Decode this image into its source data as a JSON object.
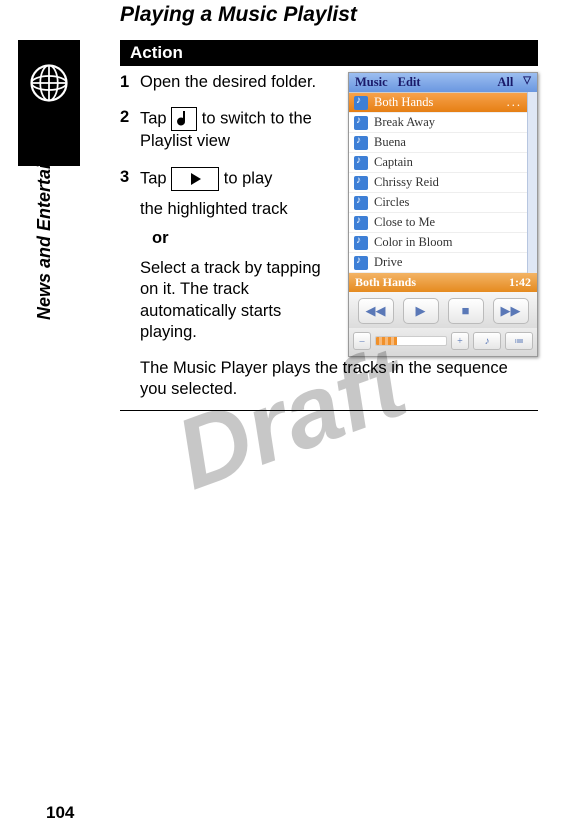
{
  "page_title": "Playing a Music Playlist",
  "side_label": "News and Entertainment",
  "action_header": "Action",
  "watermark": "Draft",
  "page_number": "104",
  "steps": {
    "s1": {
      "num": "1",
      "text": "Open the desired folder."
    },
    "s2": {
      "num": "2",
      "pre": "Tap ",
      "post": " to switch to the Playlist view"
    },
    "s3": {
      "num": "3",
      "pre": "Tap ",
      "post": " to play",
      "line2": "the highlighted track",
      "or": "or",
      "alt": "Select a track by tapping on it. The track automatically starts playing."
    }
  },
  "final_note": "The Music Player plays the tracks in the sequence you selected.",
  "phone": {
    "menu": {
      "music": "Music",
      "edit": "Edit",
      "all": "All"
    },
    "tracks": [
      "Both Hands",
      "Break Away",
      "Buena",
      "Captain",
      "Chrissy Reid",
      "Circles",
      "Close to Me",
      "Color in Bloom",
      "Drive"
    ],
    "nowplaying": {
      "title": "Both Hands",
      "time": "1:42"
    },
    "ellipsis": "..."
  }
}
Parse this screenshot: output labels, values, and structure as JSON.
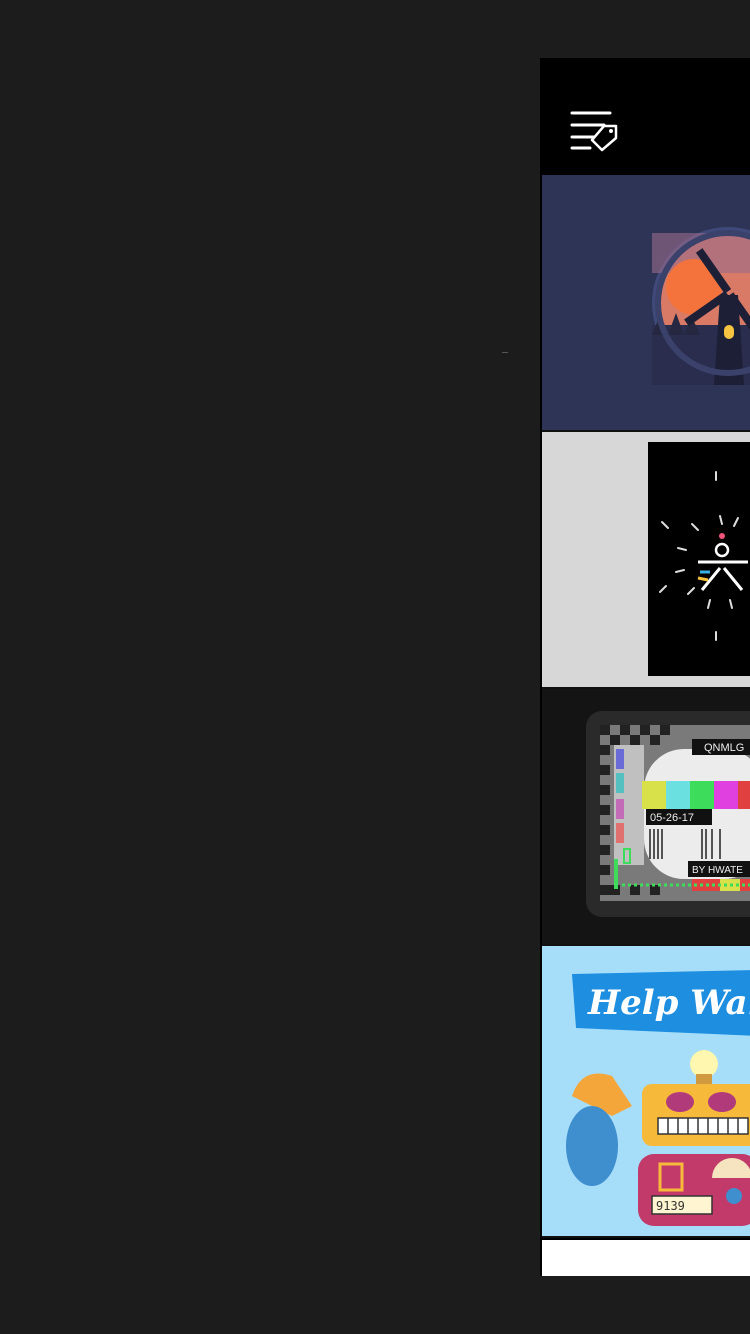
{
  "header": {
    "menu_icon": "tag-menu-icon"
  },
  "colors": {
    "background": "#1c1c1c",
    "panel": "#000000",
    "tile_windmill_bg": "#2e3456",
    "tile_burst_bg": "#d7d7d7",
    "tile_testcard_bg": "#121212",
    "tile_robot_bg": "#a6defa",
    "accent_blue": "#1e8fe0",
    "accent_orange": "#f57f4a"
  },
  "tiles": [
    {
      "icon": "windmill-illustration-icon"
    },
    {
      "icon": "starburst-figure-icon"
    },
    {
      "icon": "tv-test-card-icon",
      "label_top": "QNMLG",
      "date": "05-26-17",
      "byline": "BY HWATE"
    },
    {
      "icon": "robot-illustration-icon",
      "banner": "Help Wan",
      "counter": "9139"
    }
  ]
}
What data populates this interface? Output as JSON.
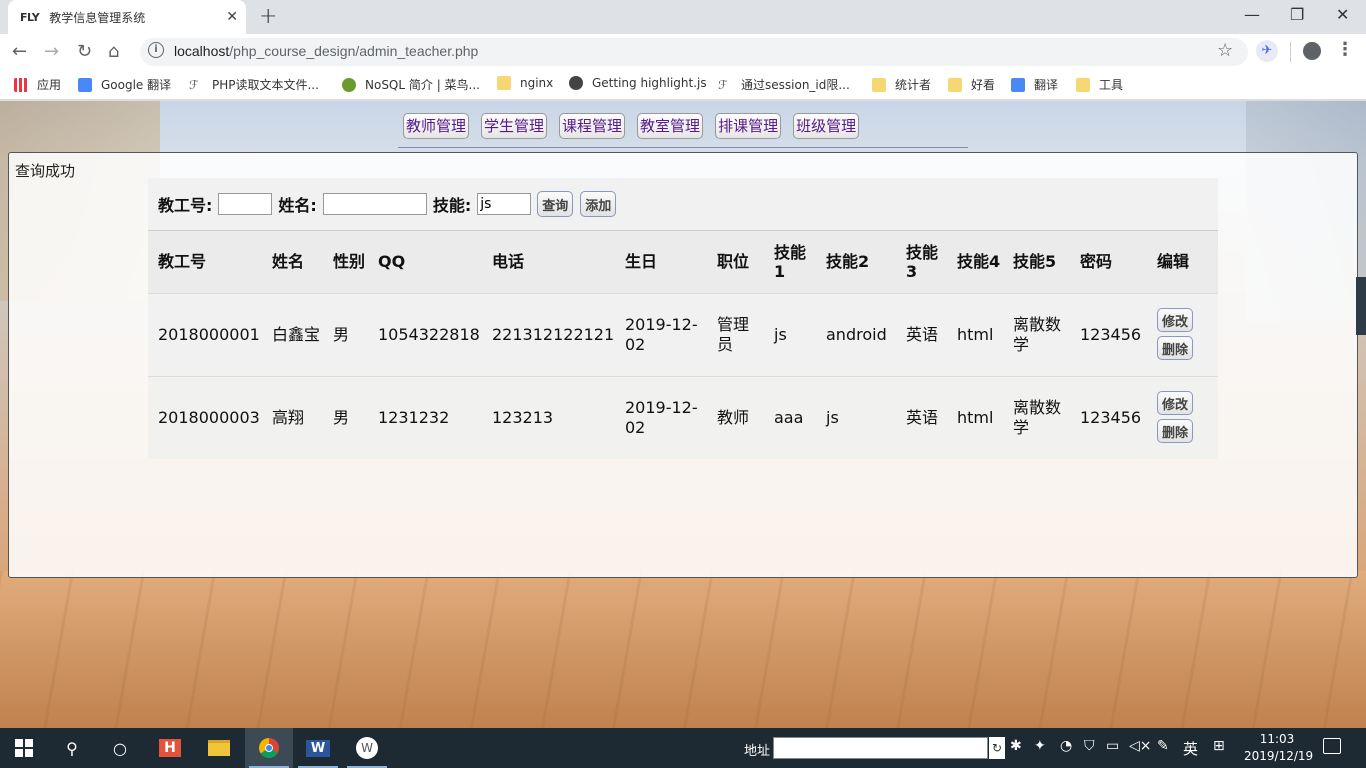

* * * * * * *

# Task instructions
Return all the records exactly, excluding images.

# Answer area
Decode this image into its source data as a JSON object.
{
  "page_title": "Playing a Music Playlist",
  "side_label": "News and Entertainment",
  "action_header": "Action",
  "watermark": "Draft",
  "page_number": "104",
  "steps": {
    "s1": {
      "num": "1",
      "text": "Open the desired folder."
    },
    "s2": {
      "num": "2",
      "pre": "Tap ",
      "post": " to switch to the Playlist view"
    },
    "s3": {
      "num": "3",
      "pre": "Tap ",
      "post": " to play",
      "line2": "the highlighted track",
      "or": "or",
      "alt": "Select a track by tapping on it. The track automatically starts playing."
    }
  },
  "final_note": "The Music Player plays the tracks in the sequence you selected.",
  "phone": {
    "menu": {
      "music": "Music",
      "edit": "Edit",
      "all": "All"
    },
    "tracks": [
      "Both Hands",
      "Break Away",
      "Buena",
      "Captain",
      "Chrissy Reid",
      "Circles",
      "Close to Me",
      "Color in Bloom",
      "Drive"
    ],
    "nowplaying": {
      "title": "Both Hands",
      "time": "1:42"
    },
    "ellipsis": "..."
  }
}
Parse this screenshot: output labels, values, and structure as JSON.
{
  "header": {
    "menu_icon": "tag-menu-icon"
  },
  "colors": {
    "background": "#1c1c1c",
    "panel": "#000000",
    "tile_windmill_bg": "#2e3456",
    "tile_burst_bg": "#d7d7d7",
    "tile_testcard_bg": "#121212",
    "tile_robot_bg": "#a6defa",
    "accent_blue": "#1e8fe0",
    "accent_orange": "#f57f4a"
  },
  "tiles": [
    {
      "icon": "windmill-illustration-icon"
    },
    {
      "icon": "starburst-figure-icon"
    },
    {
      "icon": "tv-test-card-icon",
      "label_top": "QNMLG",
      "date": "05-26-17",
      "byline": "BY HWATE"
    },
    {
      "icon": "robot-illustration-icon",
      "banner": "Help Wan",
      "counter": "9139"
    }
  ]
}
What data populates this interface? Output as JSON.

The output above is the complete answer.